Looking back with a bit of perspective and clarity, I thank the Lord for His grace and mercy. My home schooling journey began as something we needed to do, something I didn’t feel qualified to do and something I didn’t really want to do. (Ken was the impetus behind it - so I could say he made me do it.)
As we began in the middle of the academic year, we literally ‘brought school home’ including the texts that TobyLauren had been using. (I believe bringing the texts home was a comfort to the superintendent, principal, and teachers who thought we were rather extreme people.) I ‘taught’ Miss TobyLauren in a rather barren manner and her only consolation was that she could teach her 4-year-old brother in a much more noble fashion.......
It was with the support of their local school principal that Ken and Marlane Noster brought home their eldest child, half way through grade 3. The superintendent threatened to charge them with truancy.
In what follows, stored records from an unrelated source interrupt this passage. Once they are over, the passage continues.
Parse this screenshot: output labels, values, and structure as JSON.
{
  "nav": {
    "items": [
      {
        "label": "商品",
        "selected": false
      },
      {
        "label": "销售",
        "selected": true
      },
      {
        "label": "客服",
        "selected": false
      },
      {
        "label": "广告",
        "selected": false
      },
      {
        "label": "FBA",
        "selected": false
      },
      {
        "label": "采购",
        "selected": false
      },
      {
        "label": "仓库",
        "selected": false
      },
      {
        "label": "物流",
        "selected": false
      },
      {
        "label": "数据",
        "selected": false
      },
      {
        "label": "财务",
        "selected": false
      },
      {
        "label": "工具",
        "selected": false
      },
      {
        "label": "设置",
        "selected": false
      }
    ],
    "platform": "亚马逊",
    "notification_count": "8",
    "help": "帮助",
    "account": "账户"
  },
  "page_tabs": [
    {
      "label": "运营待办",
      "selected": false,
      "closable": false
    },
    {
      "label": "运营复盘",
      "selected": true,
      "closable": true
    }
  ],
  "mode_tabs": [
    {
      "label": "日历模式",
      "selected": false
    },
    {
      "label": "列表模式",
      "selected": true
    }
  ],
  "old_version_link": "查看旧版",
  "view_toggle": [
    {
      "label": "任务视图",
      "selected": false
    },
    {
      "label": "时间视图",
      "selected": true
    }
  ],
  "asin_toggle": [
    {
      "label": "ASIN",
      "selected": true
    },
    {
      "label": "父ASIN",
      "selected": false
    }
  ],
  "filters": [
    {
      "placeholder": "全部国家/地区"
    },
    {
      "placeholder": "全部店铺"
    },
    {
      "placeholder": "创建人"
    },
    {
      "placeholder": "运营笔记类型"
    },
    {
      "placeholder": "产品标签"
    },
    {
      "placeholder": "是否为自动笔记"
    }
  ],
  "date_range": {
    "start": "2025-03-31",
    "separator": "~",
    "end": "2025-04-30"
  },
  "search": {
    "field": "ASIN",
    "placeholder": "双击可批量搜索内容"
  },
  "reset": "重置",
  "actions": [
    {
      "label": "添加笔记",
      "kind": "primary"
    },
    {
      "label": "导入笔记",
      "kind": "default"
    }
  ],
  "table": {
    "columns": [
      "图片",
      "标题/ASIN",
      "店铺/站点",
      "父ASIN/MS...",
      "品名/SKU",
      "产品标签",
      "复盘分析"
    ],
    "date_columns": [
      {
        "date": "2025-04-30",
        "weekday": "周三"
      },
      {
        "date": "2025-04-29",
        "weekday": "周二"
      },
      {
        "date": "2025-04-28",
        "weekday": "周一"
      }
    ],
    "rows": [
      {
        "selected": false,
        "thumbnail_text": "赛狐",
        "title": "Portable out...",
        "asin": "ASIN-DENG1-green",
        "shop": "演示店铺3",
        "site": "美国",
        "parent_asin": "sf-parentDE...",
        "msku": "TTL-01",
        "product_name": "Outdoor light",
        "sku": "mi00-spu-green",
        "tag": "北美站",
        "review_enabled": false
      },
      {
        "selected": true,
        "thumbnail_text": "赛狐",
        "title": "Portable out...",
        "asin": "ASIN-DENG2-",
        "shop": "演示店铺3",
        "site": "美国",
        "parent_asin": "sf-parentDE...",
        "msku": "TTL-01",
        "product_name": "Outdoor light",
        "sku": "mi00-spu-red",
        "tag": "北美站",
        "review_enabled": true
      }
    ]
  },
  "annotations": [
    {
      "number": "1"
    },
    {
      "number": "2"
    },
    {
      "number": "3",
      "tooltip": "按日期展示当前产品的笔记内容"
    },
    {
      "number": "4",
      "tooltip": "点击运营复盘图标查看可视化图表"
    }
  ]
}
The late 80’s were rife with inconsistencies in treatment of home schoolers.
In response to the first Alberta Home Education Regulation of 1989, Ken was invited to help a school board develop its program for administrating home schooling. He and Marlane began to pray for an answer to two burning questions: how can a board designed to administrate schools administrate home schooling? and what am I being called to do?
Once upon a time in the not too distant past, there was a home schooling family.
Pa worked, and Ma stayed at home, teaching their five children. They had begun their home school adventure much like many other families, merely bringing school home...
Our Mexican Son and Brother was written by WISDOM mom Laurie Lacy. David and Laurie Lacy are devout Christians. They live in Edmonton, and are active in WISDOM’s home school events.
Studies tend to become mundane during the winter months. Incorporating an occasional Theme Day adds variety and interest to your routine as well as providing a welcome break for your children, especially the younger ones. The extra planning pays off with dividends of excitement and yes – learning!
Notes to Myself is a much loved column by Marlane Noster. Her warm and flowing style is like looking over a shoulder into a journal, and her wit and wisdom is appreciated by all. Write to her at .
Most forms of celebration consist of giving thanks and giving credit. When people celebrate, they don't usually apply the celebration to something outside their experience. Rather, they take a realistic look at what is normal in their life and recognize in it the great gifts.
The world of education (at least the professional world, where people make money at it) is continually looking toward more and more avant garde and sophisticated ways of delivering education. If a masters or doctoral student of education wishes to amount to anything, he had better come up with at least one new idea. The result is a constantly shifting plethora of pedagogical ideas loaded with eloquent terminology and backed by volumes of research.
Are you beating your head against a wall? Is your thirteen year old impossible to teach? Is the curriculum that has worked so well in the past suddenly "boring?"
I recently spoke with a mother of many who, after completing an enjoyable unit study of reading and discussion on Holland, decided her fourteen year old son should follow-up this project with something concrete. She asked him to write an essay on the history of the development of the tulip industry - a topic they had all found to be interesting. As days of reluctance dragged into weeks of resistance, a normally affable mother-son relationship became outright antagonistic....
"the process by which a human being, beginning at infancy, acquires the habits, beliefs, and accumulated knowledge of his society through his education and training for adult status." - Webster's dictionary
It is unlikely that any responsible citizen would automatically take "habits" to mean any and all habits. There are many habits our society would consider ills; habits that hamper personal development and negatively affect the quality of life for individuals and those around them. Instead we are working toward "good" habits: work habits, manners, sportsmanship, caution, respect,....
I'd like to pass on a very helpful book, that has brought some variety, fun, and creativity to our writing. It is called, "If You Are Trying to Teach Kids How to Write You've Gotta Have This Book". There are endless ideas.
One thing Marjorie Frank (author) recommends in her book is to sit with the children and write when they write. They're more interested in writing when we partake as well. I break from our "Understanding Writing" program on Fridays to insert an assignment from this book. I find my 8 year old, 11 year old, and I can all do the same assignment. It's generally lighthearted and refreshing. I highly recommend it.